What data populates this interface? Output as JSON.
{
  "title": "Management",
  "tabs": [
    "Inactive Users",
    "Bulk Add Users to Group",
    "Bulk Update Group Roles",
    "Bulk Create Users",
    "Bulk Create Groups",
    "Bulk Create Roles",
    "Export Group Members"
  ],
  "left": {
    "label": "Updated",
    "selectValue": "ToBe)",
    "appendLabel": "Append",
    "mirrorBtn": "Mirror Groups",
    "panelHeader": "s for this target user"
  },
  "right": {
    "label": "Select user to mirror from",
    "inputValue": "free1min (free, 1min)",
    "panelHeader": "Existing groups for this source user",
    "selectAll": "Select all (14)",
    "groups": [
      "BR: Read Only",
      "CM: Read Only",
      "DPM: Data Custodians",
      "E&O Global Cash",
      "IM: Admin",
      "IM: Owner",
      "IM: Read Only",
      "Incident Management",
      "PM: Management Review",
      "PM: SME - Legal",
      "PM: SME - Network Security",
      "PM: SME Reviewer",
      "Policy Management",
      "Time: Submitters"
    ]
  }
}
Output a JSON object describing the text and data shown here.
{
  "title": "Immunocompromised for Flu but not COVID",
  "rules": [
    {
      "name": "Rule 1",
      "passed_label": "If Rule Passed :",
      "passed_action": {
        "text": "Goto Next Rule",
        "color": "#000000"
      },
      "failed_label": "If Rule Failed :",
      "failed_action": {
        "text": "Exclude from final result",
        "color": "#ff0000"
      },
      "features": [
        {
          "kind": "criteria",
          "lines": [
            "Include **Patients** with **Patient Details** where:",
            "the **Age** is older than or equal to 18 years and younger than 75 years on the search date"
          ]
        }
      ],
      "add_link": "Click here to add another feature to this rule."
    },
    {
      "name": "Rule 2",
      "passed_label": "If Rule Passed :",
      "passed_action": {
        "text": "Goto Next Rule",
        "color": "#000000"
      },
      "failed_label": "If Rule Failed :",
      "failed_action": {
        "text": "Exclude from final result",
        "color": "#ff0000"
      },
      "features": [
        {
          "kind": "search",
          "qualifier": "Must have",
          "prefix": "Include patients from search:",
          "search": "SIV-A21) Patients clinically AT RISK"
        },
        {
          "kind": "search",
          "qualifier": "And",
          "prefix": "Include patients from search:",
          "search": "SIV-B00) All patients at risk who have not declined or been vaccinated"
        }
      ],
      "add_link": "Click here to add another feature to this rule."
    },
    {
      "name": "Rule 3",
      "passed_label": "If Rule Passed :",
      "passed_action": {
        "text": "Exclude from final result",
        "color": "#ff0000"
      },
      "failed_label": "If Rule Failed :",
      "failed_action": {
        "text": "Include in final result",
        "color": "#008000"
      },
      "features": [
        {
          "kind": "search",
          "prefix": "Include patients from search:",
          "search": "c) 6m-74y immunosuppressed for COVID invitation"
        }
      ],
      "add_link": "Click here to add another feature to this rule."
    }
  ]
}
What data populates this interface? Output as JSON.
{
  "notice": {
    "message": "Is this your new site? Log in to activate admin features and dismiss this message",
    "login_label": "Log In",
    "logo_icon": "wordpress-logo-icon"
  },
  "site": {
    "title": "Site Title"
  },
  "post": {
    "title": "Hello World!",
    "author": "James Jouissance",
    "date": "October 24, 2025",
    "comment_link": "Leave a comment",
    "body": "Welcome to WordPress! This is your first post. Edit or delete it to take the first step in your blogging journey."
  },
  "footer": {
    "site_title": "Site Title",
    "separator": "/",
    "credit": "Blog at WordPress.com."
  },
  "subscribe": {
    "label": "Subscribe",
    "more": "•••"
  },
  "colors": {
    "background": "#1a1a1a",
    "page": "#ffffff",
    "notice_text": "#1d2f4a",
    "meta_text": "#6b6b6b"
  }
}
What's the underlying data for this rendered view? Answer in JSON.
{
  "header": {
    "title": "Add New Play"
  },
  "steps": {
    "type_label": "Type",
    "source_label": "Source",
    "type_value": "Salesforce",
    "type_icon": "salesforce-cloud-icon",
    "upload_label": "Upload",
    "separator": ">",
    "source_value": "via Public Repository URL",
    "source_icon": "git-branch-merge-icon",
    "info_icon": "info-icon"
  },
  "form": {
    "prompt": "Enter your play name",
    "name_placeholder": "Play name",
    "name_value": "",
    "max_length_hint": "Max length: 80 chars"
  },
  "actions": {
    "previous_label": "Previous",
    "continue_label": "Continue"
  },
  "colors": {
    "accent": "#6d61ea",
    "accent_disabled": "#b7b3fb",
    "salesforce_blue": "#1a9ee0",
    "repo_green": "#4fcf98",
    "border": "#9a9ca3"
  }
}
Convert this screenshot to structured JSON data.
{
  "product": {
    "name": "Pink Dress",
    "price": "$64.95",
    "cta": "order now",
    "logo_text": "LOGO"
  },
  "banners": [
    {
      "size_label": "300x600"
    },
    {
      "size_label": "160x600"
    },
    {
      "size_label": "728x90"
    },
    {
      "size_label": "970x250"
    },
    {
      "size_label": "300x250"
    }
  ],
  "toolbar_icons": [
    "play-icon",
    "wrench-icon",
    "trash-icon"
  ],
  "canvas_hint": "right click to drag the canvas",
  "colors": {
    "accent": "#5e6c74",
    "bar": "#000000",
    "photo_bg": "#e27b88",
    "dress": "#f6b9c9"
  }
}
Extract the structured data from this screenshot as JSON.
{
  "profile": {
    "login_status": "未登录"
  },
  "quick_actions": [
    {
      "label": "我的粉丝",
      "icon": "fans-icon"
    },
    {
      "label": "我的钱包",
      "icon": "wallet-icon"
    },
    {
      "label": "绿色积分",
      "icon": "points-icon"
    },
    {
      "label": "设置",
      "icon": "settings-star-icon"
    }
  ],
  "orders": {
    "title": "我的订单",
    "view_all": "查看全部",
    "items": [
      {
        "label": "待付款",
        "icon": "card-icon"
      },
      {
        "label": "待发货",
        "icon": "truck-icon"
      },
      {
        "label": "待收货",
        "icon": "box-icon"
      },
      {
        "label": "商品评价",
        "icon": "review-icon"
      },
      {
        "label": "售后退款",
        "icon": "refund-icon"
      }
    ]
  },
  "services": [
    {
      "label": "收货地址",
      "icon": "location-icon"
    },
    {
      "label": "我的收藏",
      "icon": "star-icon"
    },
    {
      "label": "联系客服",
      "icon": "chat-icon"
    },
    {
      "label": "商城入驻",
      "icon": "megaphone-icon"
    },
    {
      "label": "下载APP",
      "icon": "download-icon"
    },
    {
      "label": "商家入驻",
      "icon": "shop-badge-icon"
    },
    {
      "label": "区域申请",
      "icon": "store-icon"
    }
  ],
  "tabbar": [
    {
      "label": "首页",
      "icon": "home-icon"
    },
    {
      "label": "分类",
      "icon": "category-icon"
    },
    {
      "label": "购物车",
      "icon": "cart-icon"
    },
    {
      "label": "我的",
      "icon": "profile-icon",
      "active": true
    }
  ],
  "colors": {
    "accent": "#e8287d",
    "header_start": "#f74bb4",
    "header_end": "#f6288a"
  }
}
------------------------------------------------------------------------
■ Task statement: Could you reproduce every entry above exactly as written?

■ Solution:
What data populates this interface? Output as JSON.
{
  "title": "Management",
  "tabs": [
    "Inactive Users",
    "Bulk Add Users to Group",
    "Bulk Update Group Roles",
    "Bulk Create Users",
    "Bulk Create Groups",
    "Bulk Create Roles",
    "Export Group Members"
  ],
  "left": {
    "label": "Updated",
    "selectValue": "ToBe)",
    "appendLabel": "Append",
    "mirrorBtn": "Mirror Groups",
    "panelHeader": "s for this target user"
  },
  "right": {
    "label": "Select user to mirror from",
    "inputValue": "free1min (free, 1min)",
    "panelHeader": "Existing groups for this source user",
    "selectAll": "Select all (14)",
    "groups": [
      "BR: Read Only",
      "CM: Read Only",
      "DPM: Data Custodians",
      "E&O Global Cash",
      "IM: Admin",
      "IM: Owner",
      "IM: Read Only",
      "Incident Management",
      "PM: Management Review",
      "PM: SME - Legal",
      "PM: SME - Network Security",
      "PM: SME Reviewer",
      "Policy Management",
      "Time: Submitters"
    ]
  }
}
Output a JSON object describing the text and data shown here.
{
  "title": "Immunocompromised for Flu but not COVID",
  "rules": [
    {
      "name": "Rule 1",
      "passed_label": "If Rule Passed :",
      "passed_action": {
        "text": "Goto Next Rule",
        "color": "#000000"
      },
      "failed_label": "If Rule Failed :",
      "failed_action": {
        "text": "Exclude from final result",
        "color": "#ff0000"
      },
      "features": [
        {
          "kind": "criteria",
          "lines": [
            "Include **Patients** with **Patient Details** where:",
            "the **Age** is older than or equal to 18 years and younger than 75 years on the search date"
          ]
        }
      ],
      "add_link": "Click here to add another feature to this rule."
    },
    {
      "name": "Rule 2",
      "passed_label": "If Rule Passed :",
      "passed_action": {
        "text": "Goto Next Rule",
        "color": "#000000"
      },
      "failed_label": "If Rule Failed :",
      "failed_action": {
        "text": "Exclude from final result",
        "color": "#ff0000"
      },
      "features": [
        {
          "kind": "search",
          "qualifier": "Must have",
          "prefix": "Include patients from search:",
          "search": "SIV-A21) Patients clinically AT RISK"
        },
        {
          "kind": "search",
          "qualifier": "And",
          "prefix": "Include patients from search:",
          "search": "SIV-B00) All patients at risk who have not declined or been vaccinated"
        }
      ],
      "add_link": "Click here to add another feature to this rule."
    },
    {
      "name": "Rule 3",
      "passed_label": "If Rule Passed :",
      "passed_action": {
        "text": "Exclude from final result",
        "color": "#ff0000"
      },
      "failed_label": "If Rule Failed :",
      "failed_action": {
        "text": "Include in final result",
        "color": "#008000"
      },
      "features": [
        {
          "kind": "search",
          "prefix": "Include patients from search:",
          "search": "c) 6m-74y immunosuppressed for COVID invitation"
        }
      ],
      "add_link": "Click here to add another feature to this rule."
    }
  ]
}
What data populates this interface? Output as JSON.
{
  "notice": {
    "message": "Is this your new site? Log in to activate admin features and dismiss this message",
    "login_label": "Log In",
    "logo_icon": "wordpress-logo-icon"
  },
  "site": {
    "title": "Site Title"
  },
  "post": {
    "title": "Hello World!",
    "author": "James Jouissance",
    "date": "October 24, 2025",
    "comment_link": "Leave a comment",
    "body": "Welcome to WordPress! This is your first post. Edit or delete it to take the first step in your blogging journey."
  },
  "footer": {
    "site_title": "Site Title",
    "separator": "/",
    "credit": "Blog at WordPress.com."
  },
  "subscribe": {
    "label": "Subscribe",
    "more": "•••"
  },
  "colors": {
    "background": "#1a1a1a",
    "page": "#ffffff",
    "notice_text": "#1d2f4a",
    "meta_text": "#6b6b6b"
  }
}
What's the underlying data for this rendered view? Answer in JSON.
{
  "header": {
    "title": "Add New Play"
  },
  "steps": {
    "type_label": "Type",
    "source_label": "Source",
    "type_value": "Salesforce",
    "type_icon": "salesforce-cloud-icon",
    "upload_label": "Upload",
    "separator": ">",
    "source_value": "via Public Repository URL",
    "source_icon": "git-branch-merge-icon",
    "info_icon": "info-icon"
  },
  "form": {
    "prompt": "Enter your play name",
    "name_placeholder": "Play name",
    "name_value": "",
    "max_length_hint": "Max length: 80 chars"
  },
  "actions": {
    "previous_label": "Previous",
    "continue_label": "Continue"
  },
  "colors": {
    "accent": "#6d61ea",
    "accent_disabled": "#b7b3fb",
    "salesforce_blue": "#1a9ee0",
    "repo_green": "#4fcf98",
    "border": "#9a9ca3"
  }
}
Convert this screenshot to structured JSON data.
{
  "product": {
    "name": "Pink Dress",
    "price": "$64.95",
    "cta": "order now",
    "logo_text": "LOGO"
  },
  "banners": [
    {
      "size_label": "300x600"
    },
    {
      "size_label": "160x600"
    },
    {
      "size_label": "728x90"
    },
    {
      "size_label": "970x250"
    },
    {
      "size_label": "300x250"
    }
  ],
  "toolbar_icons": [
    "play-icon",
    "wrench-icon",
    "trash-icon"
  ],
  "canvas_hint": "right click to drag the canvas",
  "colors": {
    "accent": "#5e6c74",
    "bar": "#000000",
    "photo_bg": "#e27b88",
    "dress": "#f6b9c9"
  }
}
Extract the structured data from this screenshot as JSON.
{
  "profile": {
    "login_status": "未登录"
  },
  "quick_actions": [
    {
      "label": "我的粉丝",
      "icon": "fans-icon"
    },
    {
      "label": "我的钱包",
      "icon": "wallet-icon"
    },
    {
      "label": "绿色积分",
      "icon": "points-icon"
    },
    {
      "label": "设置",
      "icon": "settings-star-icon"
    }
  ],
  "orders": {
    "title": "我的订单",
    "view_all": "查看全部",
    "items": [
      {
        "label": "待付款",
        "icon": "card-icon"
      },
      {
        "label": "待发货",
        "icon": "truck-icon"
      },
      {
        "label": "待收货",
        "icon": "box-icon"
      },
      {
        "label": "商品评价",
        "icon": "review-icon"
      },
      {
        "label": "售后退款",
        "icon": "refund-icon"
      }
    ]
  },
  "services": [
    {
      "label": "收货地址",
      "icon": "location-icon"
    },
    {
      "label": "我的收藏",
      "icon": "star-icon"
    },
    {
      "label": "联系客服",
      "icon": "chat-icon"
    },
    {
      "label": "商城入驻",
      "icon": "megaphone-icon"
    },
    {
      "label": "下载APP",
      "icon": "download-icon"
    },
    {
      "label": "商家入驻",
      "icon": "shop-badge-icon"
    },
    {
      "label": "区域申请",
      "icon": "store-icon"
    }
  ],
  "tabbar": [
    {
      "label": "首页",
      "icon": "home-icon"
    },
    {
      "label": "分类",
      "icon": "category-icon"
    },
    {
      "label": "购物车",
      "icon": "cart-icon"
    },
    {
      "label": "我的",
      "icon": "profile-icon",
      "active": true
    }
  ],
  "colors": {
    "accent": "#e8287d",
    "header_start": "#f74bb4",
    "header_end": "#f6288a"
  }
}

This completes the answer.